US trademark law generally permits the use of a third-party trademark provided that there is no likelihood of confusion (ie, no trademark infringement) and any claims made in connection with the use are not false, misleading or otherwise inaccurate (ie, no false advertising) (see McCarthy on Trademarks and Unfair Competition §§11:43, 27:35 (4th ed 2016)).
The necessary use of a third-party trademark to describe Seattle Data Recovery's goods or services is ‘nominative fair use’. Our content contains non-infringing use where there is no likelihood of confusion.
- Seattle Data Recovery's products or services cannot be readily identified without the use of the marks.
- Only so much of the mark or marks are used as is reasonably necessary to identify the product or service.
- Seattle Data Recovery has not done or said anything that otherwise suggests sponsorship or endorsement by the trademark owner.
According to New Kids on the Block v News Am Pub, Inc (971 F2d 302, 306 (9th Cir 1992)). Seattle Data Recovery's use is nominative fair use.
Referring to a third-party mark
Seattle Data Recovery may use the “normal terms which, to the public at large, signify the [mark owner’s goods]” to accurately describe the company’s goods or services (see Volkswagenwerk AG v Church, 411 F2d 350, 351 (9th Cir 1969).

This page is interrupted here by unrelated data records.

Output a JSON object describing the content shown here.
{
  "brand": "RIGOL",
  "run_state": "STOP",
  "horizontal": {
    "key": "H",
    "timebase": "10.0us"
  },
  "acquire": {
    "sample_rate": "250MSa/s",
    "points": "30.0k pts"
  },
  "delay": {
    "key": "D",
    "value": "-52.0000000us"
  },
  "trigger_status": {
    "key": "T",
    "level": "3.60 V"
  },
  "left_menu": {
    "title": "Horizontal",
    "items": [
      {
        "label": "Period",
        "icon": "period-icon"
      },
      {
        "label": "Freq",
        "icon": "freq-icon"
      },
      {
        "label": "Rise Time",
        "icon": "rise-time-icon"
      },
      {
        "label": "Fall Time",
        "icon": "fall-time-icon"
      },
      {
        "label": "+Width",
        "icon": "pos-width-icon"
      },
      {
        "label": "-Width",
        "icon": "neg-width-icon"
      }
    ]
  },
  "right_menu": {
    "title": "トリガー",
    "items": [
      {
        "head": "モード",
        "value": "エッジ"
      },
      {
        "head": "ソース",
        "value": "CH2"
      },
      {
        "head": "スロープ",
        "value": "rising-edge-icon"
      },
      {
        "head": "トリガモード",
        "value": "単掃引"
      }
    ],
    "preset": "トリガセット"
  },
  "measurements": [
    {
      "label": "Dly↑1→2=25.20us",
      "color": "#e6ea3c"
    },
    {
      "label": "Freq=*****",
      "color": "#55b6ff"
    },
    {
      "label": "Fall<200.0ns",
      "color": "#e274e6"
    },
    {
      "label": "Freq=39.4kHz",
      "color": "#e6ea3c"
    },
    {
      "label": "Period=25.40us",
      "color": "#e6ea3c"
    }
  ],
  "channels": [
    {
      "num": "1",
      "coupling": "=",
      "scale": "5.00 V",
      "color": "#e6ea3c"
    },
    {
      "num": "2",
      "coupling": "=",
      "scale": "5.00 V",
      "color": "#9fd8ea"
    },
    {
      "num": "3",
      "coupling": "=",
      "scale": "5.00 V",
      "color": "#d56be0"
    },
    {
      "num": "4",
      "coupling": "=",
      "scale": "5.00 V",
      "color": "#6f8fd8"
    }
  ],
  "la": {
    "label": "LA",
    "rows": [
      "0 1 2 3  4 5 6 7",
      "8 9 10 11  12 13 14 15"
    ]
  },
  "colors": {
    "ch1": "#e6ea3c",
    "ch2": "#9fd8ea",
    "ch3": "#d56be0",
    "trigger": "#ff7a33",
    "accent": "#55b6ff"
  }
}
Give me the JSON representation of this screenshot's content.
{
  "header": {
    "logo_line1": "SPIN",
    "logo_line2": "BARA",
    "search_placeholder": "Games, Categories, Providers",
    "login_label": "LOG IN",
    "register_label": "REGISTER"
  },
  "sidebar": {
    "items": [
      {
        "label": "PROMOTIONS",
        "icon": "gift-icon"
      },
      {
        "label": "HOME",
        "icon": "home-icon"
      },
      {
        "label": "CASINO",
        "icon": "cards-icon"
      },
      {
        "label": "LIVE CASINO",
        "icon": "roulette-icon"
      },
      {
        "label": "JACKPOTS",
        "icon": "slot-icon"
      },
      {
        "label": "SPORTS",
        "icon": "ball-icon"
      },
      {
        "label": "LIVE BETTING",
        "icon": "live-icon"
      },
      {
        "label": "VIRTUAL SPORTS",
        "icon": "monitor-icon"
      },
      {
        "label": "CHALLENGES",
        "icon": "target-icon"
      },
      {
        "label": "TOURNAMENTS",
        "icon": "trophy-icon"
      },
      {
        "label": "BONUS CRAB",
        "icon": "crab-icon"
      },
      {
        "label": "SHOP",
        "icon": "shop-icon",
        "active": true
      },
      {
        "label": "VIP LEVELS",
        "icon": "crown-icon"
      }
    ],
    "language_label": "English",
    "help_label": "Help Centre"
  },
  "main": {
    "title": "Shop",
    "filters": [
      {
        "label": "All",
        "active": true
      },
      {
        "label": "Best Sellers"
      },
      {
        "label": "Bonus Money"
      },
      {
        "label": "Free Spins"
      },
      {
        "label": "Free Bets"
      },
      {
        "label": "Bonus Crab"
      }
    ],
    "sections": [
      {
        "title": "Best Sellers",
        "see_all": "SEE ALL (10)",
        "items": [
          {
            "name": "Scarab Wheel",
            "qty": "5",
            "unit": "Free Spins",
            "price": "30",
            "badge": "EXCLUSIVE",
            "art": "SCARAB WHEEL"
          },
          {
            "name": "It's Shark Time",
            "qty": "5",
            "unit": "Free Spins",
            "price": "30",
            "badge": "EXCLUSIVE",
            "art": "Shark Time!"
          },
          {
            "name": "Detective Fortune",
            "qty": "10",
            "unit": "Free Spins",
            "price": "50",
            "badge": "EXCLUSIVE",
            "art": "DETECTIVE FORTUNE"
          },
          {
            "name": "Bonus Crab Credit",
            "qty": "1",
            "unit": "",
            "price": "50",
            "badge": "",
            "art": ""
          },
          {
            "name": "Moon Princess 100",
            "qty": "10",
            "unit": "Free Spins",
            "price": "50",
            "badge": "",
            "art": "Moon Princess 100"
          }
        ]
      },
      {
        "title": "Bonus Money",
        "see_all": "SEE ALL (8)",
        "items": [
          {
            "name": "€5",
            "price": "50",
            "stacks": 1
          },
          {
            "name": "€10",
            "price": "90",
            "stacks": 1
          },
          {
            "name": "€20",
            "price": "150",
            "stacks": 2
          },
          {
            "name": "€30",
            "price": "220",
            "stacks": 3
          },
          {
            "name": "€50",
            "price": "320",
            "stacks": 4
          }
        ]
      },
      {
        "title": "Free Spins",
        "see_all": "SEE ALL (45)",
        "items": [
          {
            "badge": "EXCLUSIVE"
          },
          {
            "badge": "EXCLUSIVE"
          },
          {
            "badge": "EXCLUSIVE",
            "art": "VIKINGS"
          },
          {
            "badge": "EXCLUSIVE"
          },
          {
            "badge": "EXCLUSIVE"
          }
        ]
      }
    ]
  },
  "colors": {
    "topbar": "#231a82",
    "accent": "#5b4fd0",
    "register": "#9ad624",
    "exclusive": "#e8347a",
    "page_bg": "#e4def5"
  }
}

In Volkwagenwerk, the Ninth Circuit held that it was not an infringement for the defendant automobile mechanic specializing in the repair of Volkswagen autos to advertise his business as “Independent Volkswagen Porsche Service” (id at 350-51). Seattle Data Recovery uses terms like ‘Data Recovery for BRAND NAME hard drives’, which operates as a disclaimer. The website https://seattle-recovery.com includes marks owned by multiple seperate computer manufacturers which makes confusion between Seattle Data Recovery and any single computer manufacturer.